Saturday, February 5, 2011

What's wrong with the rich

No nation's economy does well when any important sector of that economy becomes decoupled from the fortunes of the rest of it. That's why all those third world countries with a tiny ruling elite squatting on top of legions of starving peasants find their economies getting driven into the ground.

Here we have two important sectors (and a third less important one) decoupled from the rest: our billionaires and our unionized public sector workers, followed distantly by our permanent welfare class (who the billionaires and the public sector workers would like us to obsess about and ignore them).

What's wrong with America's billionaires is that their fortunes are no longer tied to ours. They make their money multinationally, and often from economic manipulation rather than by producing goods and services.

Most of them don't live here--they have homes in a bunch of countries, and bop about from one to another for lengths of time dictated by their tax attorneys. They aren't inconvenienced by all that travel--many of them have never set foot on a commercial airliner. And their money--already vastly more than even they can spend, or their heirs--is hedged internationally. They care about the world economy, but one country's economy--even ours--couldn't matter less to them.

It wasn't always this way. Back when the rich only made twenty times what their company's entry level people made, and when they didn't have golden parachutes, they were like ship captains.

The captain of a ship is likely to take care of the ship and its crew--at least minimally--because if the ship sinks--he sinks. Even if he survives its sinking, there he is bobbing on the sea in a lifeboat or a life vest.

We need to have every American's fortunes tied to the fortunes of the economy and the rest of us. They need not to have this.

Thus far both the billionaires and the public sector workers have won. And we've lost. Hands down.

This should not be a Republican-Democrat Conservative-Liberal issue. Eisenhower certainly would have agreed with me about this, for example.

And note that the Republicans champion the cause of the billionaires while the Democrats champion that of the public sector workers. So both parties are aligned against the rest of us as regards this issue.

I propose that by making our cause "coupling" everyone to the economy, regardless of party or power base, we can make this a bipartisan issue.


One Salient Oversight said...

I see you've fallen for the old chestnut that Unions are as blameworthy as the rich in hurting ordinary people of America.

Check out this graph.

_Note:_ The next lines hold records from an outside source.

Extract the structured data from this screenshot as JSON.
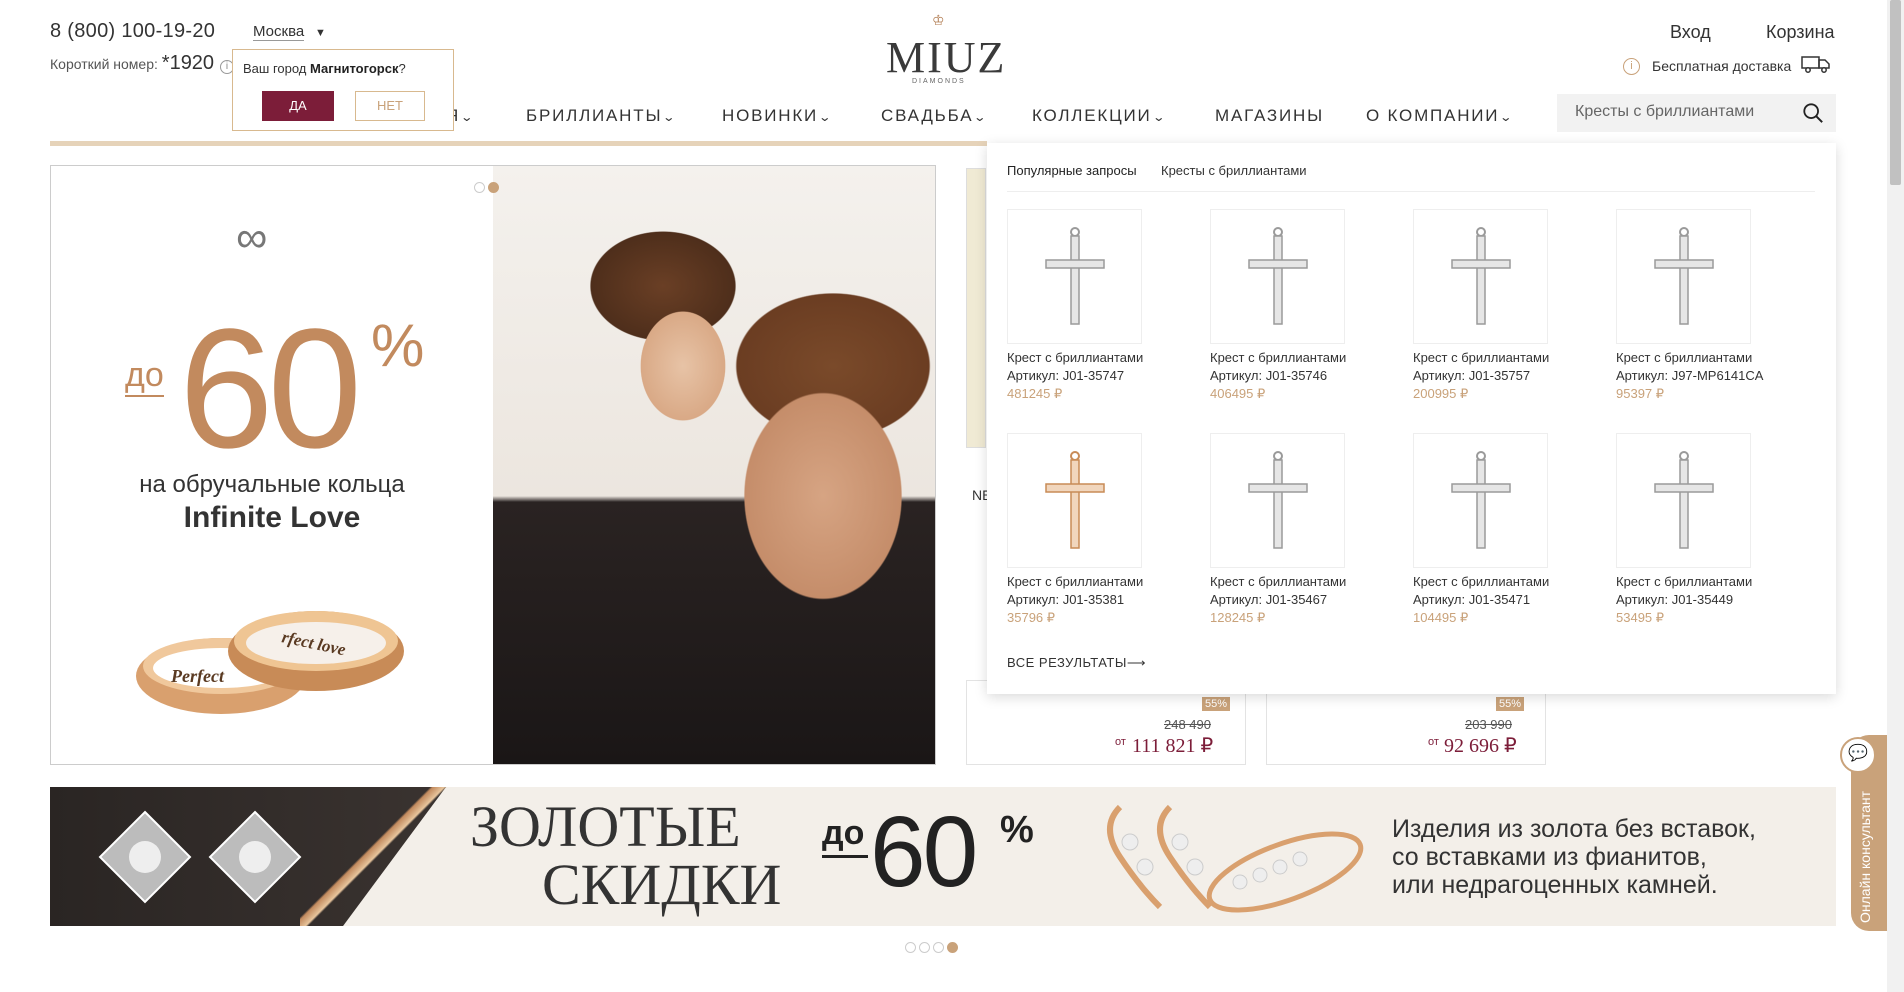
{
  "header": {
    "phone": "8 (800) 100-19-20",
    "short_label": "Короткий номер:",
    "short_number": "*1920",
    "city": "Москва",
    "city_prompt": "Ваш город",
    "city_guess": "Магнитогорск",
    "city_yes": "ДА",
    "city_no": "НЕТ",
    "logo": "MIUZ",
    "logo_sub": "DIAMONDS",
    "login": "Вход",
    "cart": "Корзина",
    "shipping": "Бесплатная доставка"
  },
  "nav": {
    "items": [
      {
        "label": "Я"
      },
      {
        "label": "БРИЛЛИАНТЫ"
      },
      {
        "label": "НОВИНКИ"
      },
      {
        "label": "СВАДЬБА"
      },
      {
        "label": "КОЛЛЕКЦИИ"
      },
      {
        "label": "МАГАЗИНЫ"
      },
      {
        "label": "О КОМПАНИИ"
      }
    ],
    "search_value": "Кресты с бриллиантами"
  },
  "banner": {
    "do": "до",
    "percent": "60",
    "percent_sign": "%",
    "line1": "на обручальные кольца",
    "line2": "Infinite Love",
    "ring_text1": "Perfect",
    "ring_text2": "rfect love"
  },
  "peek": {
    "text": "NE",
    "cards": [
      {
        "badge": "55%",
        "old": "248 490",
        "from": "от",
        "new": "111 821 ₽"
      },
      {
        "badge": "55%",
        "old": "203 990",
        "from": "от",
        "new": "92 696 ₽"
      }
    ]
  },
  "search_dropdown": {
    "popular_label": "Популярные запросы",
    "popular_link": "Кресты с бриллиантами",
    "all_results": "ВСЕ РЕЗУЛЬТАТЫ⟶",
    "items": [
      {
        "name": "Крест с бриллиантами",
        "article": "Артикул: J01-35747",
        "price": "481245 ₽",
        "metal": "white"
      },
      {
        "name": "Крест с бриллиантами",
        "article": "Артикул: J01-35746",
        "price": "406495 ₽",
        "metal": "white"
      },
      {
        "name": "Крест с бриллиантами",
        "article": "Артикул: J01-35757",
        "price": "200995 ₽",
        "metal": "white"
      },
      {
        "name": "Крест с бриллиантами",
        "article": "Артикул: J97-MP6141CA",
        "price": "95397 ₽",
        "metal": "white"
      },
      {
        "name": "Крест с бриллиантами",
        "article": "Артикул: J01-35381",
        "price": "35796 ₽",
        "metal": "rose"
      },
      {
        "name": "Крест с бриллиантами",
        "article": "Артикул: J01-35467",
        "price": "128245 ₽",
        "metal": "white"
      },
      {
        "name": "Крест с бриллиантами",
        "article": "Артикул: J01-35471",
        "price": "104495 ₽",
        "metal": "white"
      },
      {
        "name": "Крест с бриллиантами",
        "article": "Артикул: J01-35449",
        "price": "53495 ₽",
        "metal": "white"
      }
    ]
  },
  "bottom_banner": {
    "title1": "ЗОЛОТЫЕ",
    "title2": "СКИДКИ",
    "do": "до",
    "percent": "60",
    "percent_sign": "%",
    "text1": "Изделия из золота без вставок,",
    "text2": "со вставками из фианитов,",
    "text3": "или недрагоценных камней."
  },
  "consultant": "Онлайн консультант",
  "colors": {
    "accent": "#c9a27a",
    "brand": "#7c1d39",
    "price": "#c9a27a"
  }
}
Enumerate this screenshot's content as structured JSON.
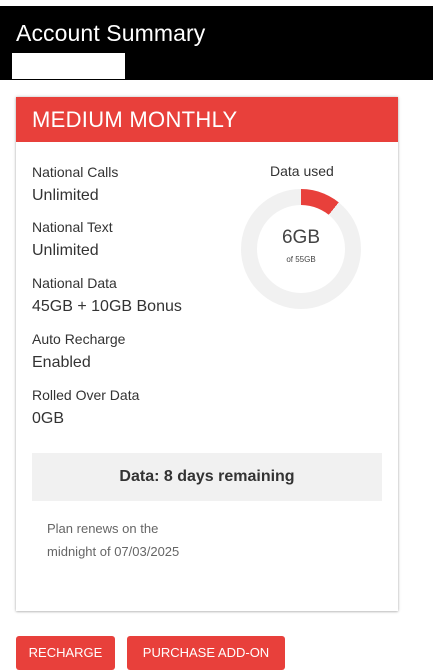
{
  "header": {
    "title": "Account Summary"
  },
  "plan": {
    "name": "MEDIUM MONTHLY",
    "features": [
      {
        "label": "National Calls",
        "value": "Unlimited"
      },
      {
        "label": "National Text",
        "value": "Unlimited"
      },
      {
        "label": "National Data",
        "value": "45GB + 10GB Bonus"
      },
      {
        "label": "Auto Recharge",
        "value": "Enabled"
      },
      {
        "label": "Rolled Over Data",
        "value": "0GB"
      }
    ],
    "data_usage": {
      "label": "Data used",
      "used": "6GB",
      "of_total": "of 55GB",
      "used_fraction": 0.109
    },
    "remaining": "Data: 8 days remaining",
    "renew_note": "Plan renews on the midnight of 07/03/2025"
  },
  "actions": {
    "recharge_label": "RECHARGE",
    "purchase_addon_label": "PURCHASE ADD-ON"
  },
  "colors": {
    "accent": "#e8403b",
    "donut_track": "#f1f1f1",
    "header_bg": "#000000"
  }
}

Basically it shows that union membership has been declining markedly since 1980.

Since 1980 America has produced lots more billionaires, but less union members.

Don't believe right wing anti-union propaganda. And don't embrace it in an effort to be "balanced" either.

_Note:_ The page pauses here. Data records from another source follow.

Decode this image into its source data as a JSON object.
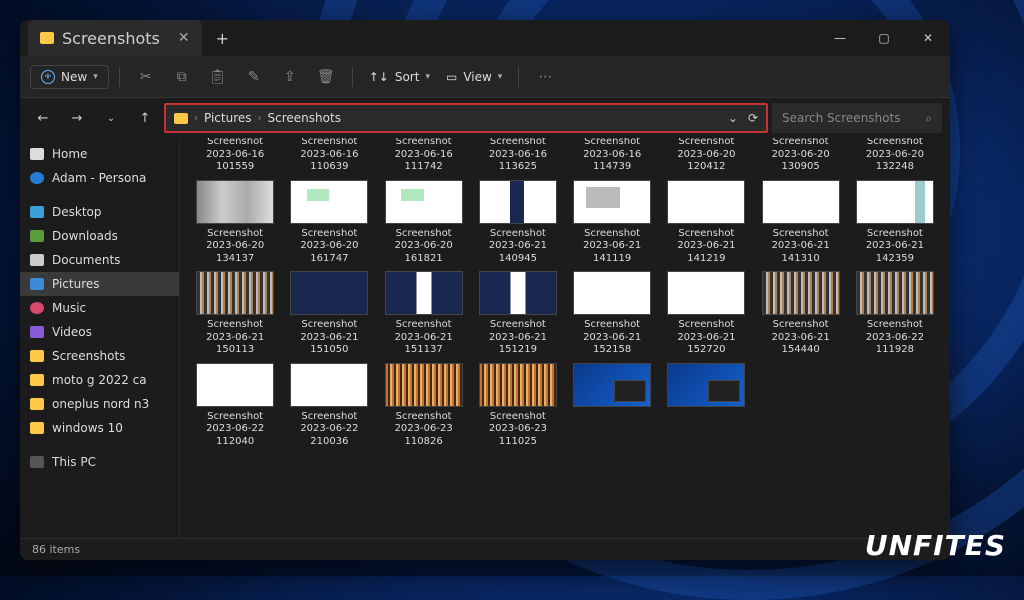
{
  "titlebar": {
    "tab_title": "Screenshots"
  },
  "toolbar": {
    "new_label": "New",
    "sort_label": "Sort",
    "view_label": "View"
  },
  "breadcrumb": {
    "seg1": "Pictures",
    "seg2": "Screenshots"
  },
  "search": {
    "placeholder": "Search Screenshots"
  },
  "sidebar": {
    "home": "Home",
    "onedrive": "Adam - Persona",
    "desktop": "Desktop",
    "downloads": "Downloads",
    "documents": "Documents",
    "pictures": "Pictures",
    "music": "Music",
    "videos": "Videos",
    "screenshots": "Screenshots",
    "motog": "moto g 2022 ca",
    "oneplus": "oneplus nord n3",
    "win10": "windows 10",
    "thispc": "This PC"
  },
  "status": {
    "count": "86 items"
  },
  "watermark": "UNFITES",
  "files": {
    "r0": [
      {
        "l1": "Screenshot",
        "l2": "2023-06-16",
        "l3": "101559"
      },
      {
        "l1": "Screenshot",
        "l2": "2023-06-16",
        "l3": "110639"
      },
      {
        "l1": "Screenshot",
        "l2": "2023-06-16",
        "l3": "111742"
      },
      {
        "l1": "Screenshot",
        "l2": "2023-06-16",
        "l3": "113625"
      },
      {
        "l1": "Screenshot",
        "l2": "2023-06-16",
        "l3": "114739"
      },
      {
        "l1": "Screenshot",
        "l2": "2023-06-20",
        "l3": "120412"
      },
      {
        "l1": "Screenshot",
        "l2": "2023-06-20",
        "l3": "130905"
      },
      {
        "l1": "Screenshot",
        "l2": "2023-06-20",
        "l3": "132248"
      }
    ],
    "r1": [
      {
        "l1": "Screenshot",
        "l2": "2023-06-20",
        "l3": "134137"
      },
      {
        "l1": "Screenshot",
        "l2": "2023-06-20",
        "l3": "161747"
      },
      {
        "l1": "Screenshot",
        "l2": "2023-06-20",
        "l3": "161821"
      },
      {
        "l1": "Screenshot",
        "l2": "2023-06-21",
        "l3": "140945"
      },
      {
        "l1": "Screenshot",
        "l2": "2023-06-21",
        "l3": "141119"
      },
      {
        "l1": "Screenshot",
        "l2": "2023-06-21",
        "l3": "141219"
      },
      {
        "l1": "Screenshot",
        "l2": "2023-06-21",
        "l3": "141310"
      },
      {
        "l1": "Screenshot",
        "l2": "2023-06-21",
        "l3": "142359"
      }
    ],
    "r2": [
      {
        "l1": "Screenshot",
        "l2": "2023-06-21",
        "l3": "150113"
      },
      {
        "l1": "Screenshot",
        "l2": "2023-06-21",
        "l3": "151050"
      },
      {
        "l1": "Screenshot",
        "l2": "2023-06-21",
        "l3": "151137"
      },
      {
        "l1": "Screenshot",
        "l2": "2023-06-21",
        "l3": "151219"
      },
      {
        "l1": "Screenshot",
        "l2": "2023-06-21",
        "l3": "152158"
      },
      {
        "l1": "Screenshot",
        "l2": "2023-06-21",
        "l3": "152720"
      },
      {
        "l1": "Screenshot",
        "l2": "2023-06-21",
        "l3": "154440"
      },
      {
        "l1": "Screenshot",
        "l2": "2023-06-22",
        "l3": "111928"
      }
    ],
    "r3": [
      {
        "l1": "Screenshot",
        "l2": "2023-06-22",
        "l3": "112040"
      },
      {
        "l1": "Screenshot",
        "l2": "2023-06-22",
        "l3": "210036"
      },
      {
        "l1": "Screenshot",
        "l2": "2023-06-23",
        "l3": "110826"
      },
      {
        "l1": "Screenshot",
        "l2": "2023-06-23",
        "l3": "111025"
      }
    ]
  }
}
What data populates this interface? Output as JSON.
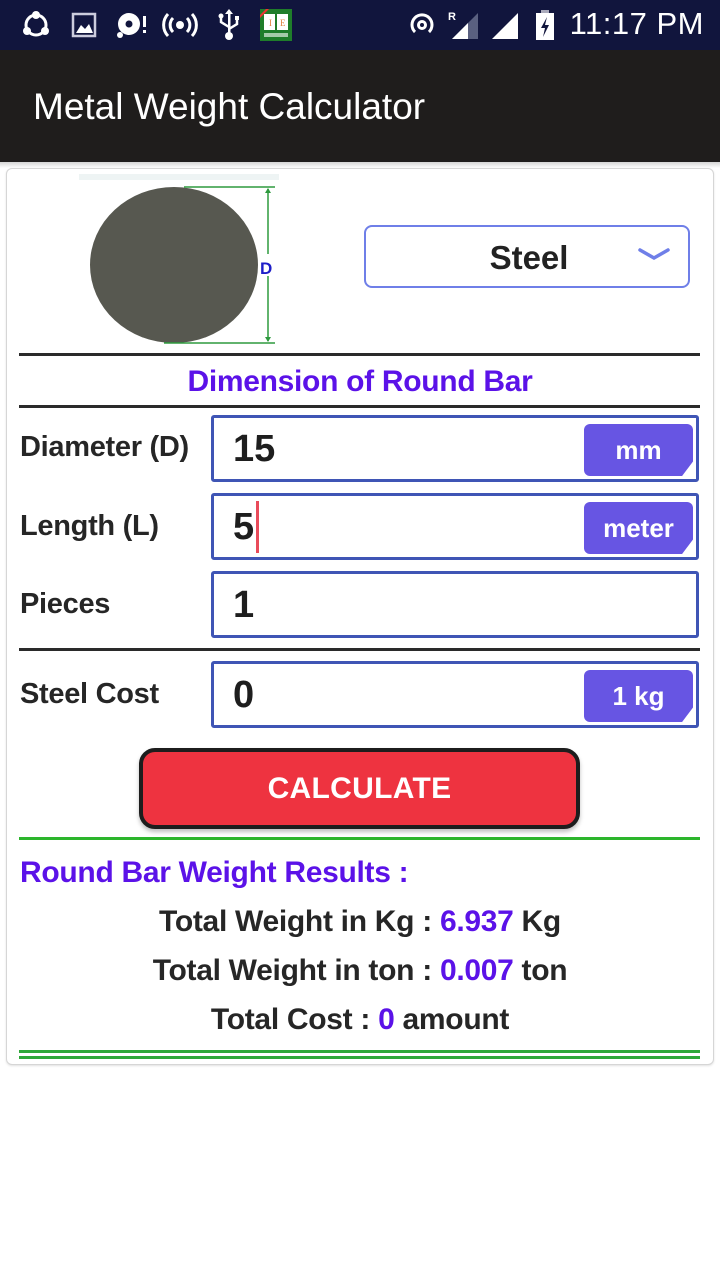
{
  "status_bar": {
    "time": "11:17 PM",
    "icons": [
      "sync-share-icon",
      "image-icon",
      "disc-alert-icon",
      "hotspot-broadcast-icon",
      "usb-icon",
      "dictionary-app-icon",
      "wifi-hotspot-icon",
      "roaming-signal-icon",
      "signal-icon",
      "battery-charging-icon"
    ],
    "roaming_label": "R"
  },
  "app_bar": {
    "title": "Metal Weight Calculator"
  },
  "shape": {
    "name": "round-bar",
    "dimension_label": "D"
  },
  "material_select": {
    "value": "Steel"
  },
  "section_title": "Dimension of Round Bar",
  "fields": [
    {
      "label": "Diameter (D)",
      "value": "15",
      "unit": "mm"
    },
    {
      "label": "Length (L)",
      "value": "5",
      "unit": "meter"
    },
    {
      "label": "Pieces",
      "value": "1",
      "unit": ""
    },
    {
      "label": "Steel Cost",
      "value": "0",
      "unit": "1 kg"
    }
  ],
  "calculate_button": "CALCULATE",
  "results": {
    "title": "Round Bar Weight Results :",
    "lines": [
      {
        "prefix": "Total Weight in Kg : ",
        "value": "6.937",
        "suffix": " Kg"
      },
      {
        "prefix": "Total Weight in ton : ",
        "value": "0.007",
        "suffix": " ton"
      },
      {
        "prefix": "Total Cost : ",
        "value": "0",
        "suffix": " amount"
      }
    ]
  },
  "colors": {
    "accent_purple": "#5b12e8",
    "badge_purple": "#6755e3",
    "input_border": "#3f55b5",
    "button_red": "#ee3340",
    "divider_green": "#2cb52c",
    "status_bar": "#11153d",
    "app_bar": "#1f1d1c"
  }
}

Ehkzu said...

I fall for no chestnuts, Newton notwithstanding. My comments were directed at public sector employee unions, not unions in general. And while the right overstate the disparity between public sector workers and those in the private sector, there is, nevertheless, a significant disparity overall.

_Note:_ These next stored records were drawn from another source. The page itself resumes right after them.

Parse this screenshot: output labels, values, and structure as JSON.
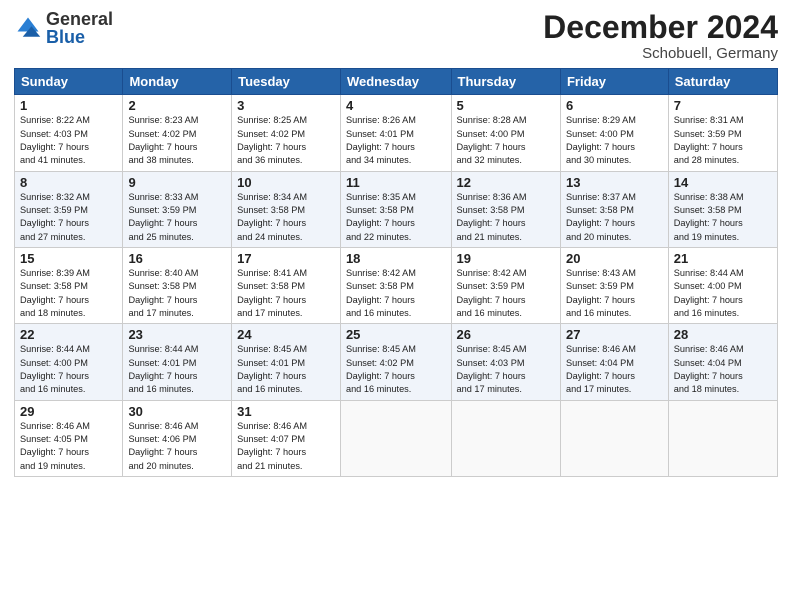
{
  "logo": {
    "general": "General",
    "blue": "Blue"
  },
  "header": {
    "month": "December 2024",
    "location": "Schobuell, Germany"
  },
  "weekdays": [
    "Sunday",
    "Monday",
    "Tuesday",
    "Wednesday",
    "Thursday",
    "Friday",
    "Saturday"
  ],
  "weeks": [
    [
      {
        "day": "1",
        "lines": [
          "Sunrise: 8:22 AM",
          "Sunset: 4:03 PM",
          "Daylight: 7 hours",
          "and 41 minutes."
        ]
      },
      {
        "day": "2",
        "lines": [
          "Sunrise: 8:23 AM",
          "Sunset: 4:02 PM",
          "Daylight: 7 hours",
          "and 38 minutes."
        ]
      },
      {
        "day": "3",
        "lines": [
          "Sunrise: 8:25 AM",
          "Sunset: 4:02 PM",
          "Daylight: 7 hours",
          "and 36 minutes."
        ]
      },
      {
        "day": "4",
        "lines": [
          "Sunrise: 8:26 AM",
          "Sunset: 4:01 PM",
          "Daylight: 7 hours",
          "and 34 minutes."
        ]
      },
      {
        "day": "5",
        "lines": [
          "Sunrise: 8:28 AM",
          "Sunset: 4:00 PM",
          "Daylight: 7 hours",
          "and 32 minutes."
        ]
      },
      {
        "day": "6",
        "lines": [
          "Sunrise: 8:29 AM",
          "Sunset: 4:00 PM",
          "Daylight: 7 hours",
          "and 30 minutes."
        ]
      },
      {
        "day": "7",
        "lines": [
          "Sunrise: 8:31 AM",
          "Sunset: 3:59 PM",
          "Daylight: 7 hours",
          "and 28 minutes."
        ]
      }
    ],
    [
      {
        "day": "8",
        "lines": [
          "Sunrise: 8:32 AM",
          "Sunset: 3:59 PM",
          "Daylight: 7 hours",
          "and 27 minutes."
        ]
      },
      {
        "day": "9",
        "lines": [
          "Sunrise: 8:33 AM",
          "Sunset: 3:59 PM",
          "Daylight: 7 hours",
          "and 25 minutes."
        ]
      },
      {
        "day": "10",
        "lines": [
          "Sunrise: 8:34 AM",
          "Sunset: 3:58 PM",
          "Daylight: 7 hours",
          "and 24 minutes."
        ]
      },
      {
        "day": "11",
        "lines": [
          "Sunrise: 8:35 AM",
          "Sunset: 3:58 PM",
          "Daylight: 7 hours",
          "and 22 minutes."
        ]
      },
      {
        "day": "12",
        "lines": [
          "Sunrise: 8:36 AM",
          "Sunset: 3:58 PM",
          "Daylight: 7 hours",
          "and 21 minutes."
        ]
      },
      {
        "day": "13",
        "lines": [
          "Sunrise: 8:37 AM",
          "Sunset: 3:58 PM",
          "Daylight: 7 hours",
          "and 20 minutes."
        ]
      },
      {
        "day": "14",
        "lines": [
          "Sunrise: 8:38 AM",
          "Sunset: 3:58 PM",
          "Daylight: 7 hours",
          "and 19 minutes."
        ]
      }
    ],
    [
      {
        "day": "15",
        "lines": [
          "Sunrise: 8:39 AM",
          "Sunset: 3:58 PM",
          "Daylight: 7 hours",
          "and 18 minutes."
        ]
      },
      {
        "day": "16",
        "lines": [
          "Sunrise: 8:40 AM",
          "Sunset: 3:58 PM",
          "Daylight: 7 hours",
          "and 17 minutes."
        ]
      },
      {
        "day": "17",
        "lines": [
          "Sunrise: 8:41 AM",
          "Sunset: 3:58 PM",
          "Daylight: 7 hours",
          "and 17 minutes."
        ]
      },
      {
        "day": "18",
        "lines": [
          "Sunrise: 8:42 AM",
          "Sunset: 3:58 PM",
          "Daylight: 7 hours",
          "and 16 minutes."
        ]
      },
      {
        "day": "19",
        "lines": [
          "Sunrise: 8:42 AM",
          "Sunset: 3:59 PM",
          "Daylight: 7 hours",
          "and 16 minutes."
        ]
      },
      {
        "day": "20",
        "lines": [
          "Sunrise: 8:43 AM",
          "Sunset: 3:59 PM",
          "Daylight: 7 hours",
          "and 16 minutes."
        ]
      },
      {
        "day": "21",
        "lines": [
          "Sunrise: 8:44 AM",
          "Sunset: 4:00 PM",
          "Daylight: 7 hours",
          "and 16 minutes."
        ]
      }
    ],
    [
      {
        "day": "22",
        "lines": [
          "Sunrise: 8:44 AM",
          "Sunset: 4:00 PM",
          "Daylight: 7 hours",
          "and 16 minutes."
        ]
      },
      {
        "day": "23",
        "lines": [
          "Sunrise: 8:44 AM",
          "Sunset: 4:01 PM",
          "Daylight: 7 hours",
          "and 16 minutes."
        ]
      },
      {
        "day": "24",
        "lines": [
          "Sunrise: 8:45 AM",
          "Sunset: 4:01 PM",
          "Daylight: 7 hours",
          "and 16 minutes."
        ]
      },
      {
        "day": "25",
        "lines": [
          "Sunrise: 8:45 AM",
          "Sunset: 4:02 PM",
          "Daylight: 7 hours",
          "and 16 minutes."
        ]
      },
      {
        "day": "26",
        "lines": [
          "Sunrise: 8:45 AM",
          "Sunset: 4:03 PM",
          "Daylight: 7 hours",
          "and 17 minutes."
        ]
      },
      {
        "day": "27",
        "lines": [
          "Sunrise: 8:46 AM",
          "Sunset: 4:04 PM",
          "Daylight: 7 hours",
          "and 17 minutes."
        ]
      },
      {
        "day": "28",
        "lines": [
          "Sunrise: 8:46 AM",
          "Sunset: 4:04 PM",
          "Daylight: 7 hours",
          "and 18 minutes."
        ]
      }
    ],
    [
      {
        "day": "29",
        "lines": [
          "Sunrise: 8:46 AM",
          "Sunset: 4:05 PM",
          "Daylight: 7 hours",
          "and 19 minutes."
        ]
      },
      {
        "day": "30",
        "lines": [
          "Sunrise: 8:46 AM",
          "Sunset: 4:06 PM",
          "Daylight: 7 hours",
          "and 20 minutes."
        ]
      },
      {
        "day": "31",
        "lines": [
          "Sunrise: 8:46 AM",
          "Sunset: 4:07 PM",
          "Daylight: 7 hours",
          "and 21 minutes."
        ]
      },
      {
        "day": "",
        "lines": []
      },
      {
        "day": "",
        "lines": []
      },
      {
        "day": "",
        "lines": []
      },
      {
        "day": "",
        "lines": []
      }
    ]
  ]
}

But while the billionaire class has harmed society in general, the unions' most baleful effect has been at the state and local level, where unfunded yet unchangeable pension bargains are literally bankrupting local governments. There are also tricks like basing pensions on your earnings in your last year of work, then "arranging" for so much overtime work that you get the pension of a potentate.

Just because conservatives say unions are bad doesn't prove that they're good.

Ehkzu said...

...nor was giving both as examples the same as making them equivalent--only to say that there are examples of decoupling on both sides, making it a bipartisan issue. Even if it's a 5-95% split in terms of societal damage--and i suspect it is--including public employee unions in a campaign against deoupling makes sense.

Remember, right wingers invariably try to change the subject, since facts are not their friends (likewise for ideologues on the left, for that matter), while fear and anger are.

Sean said...

I agree that unaccountable billionaires are a danger to the long-term success of the US, however, of all the problems that we face in this country, this is perhaps the least obvious. Not only is it almost ignored by almost every news outlet (internet included), but the vast majority of US citizens have absolutely no clue why we're so affected by the actions of the uber-rich.

Until a middle-class family can comfortably be sustained by a single income for "normal" people, we'll continue to slide towards the society we're quickly becoming. However, I don't see this trend being reversed anytime soon. Most people are simply not aware of this problem.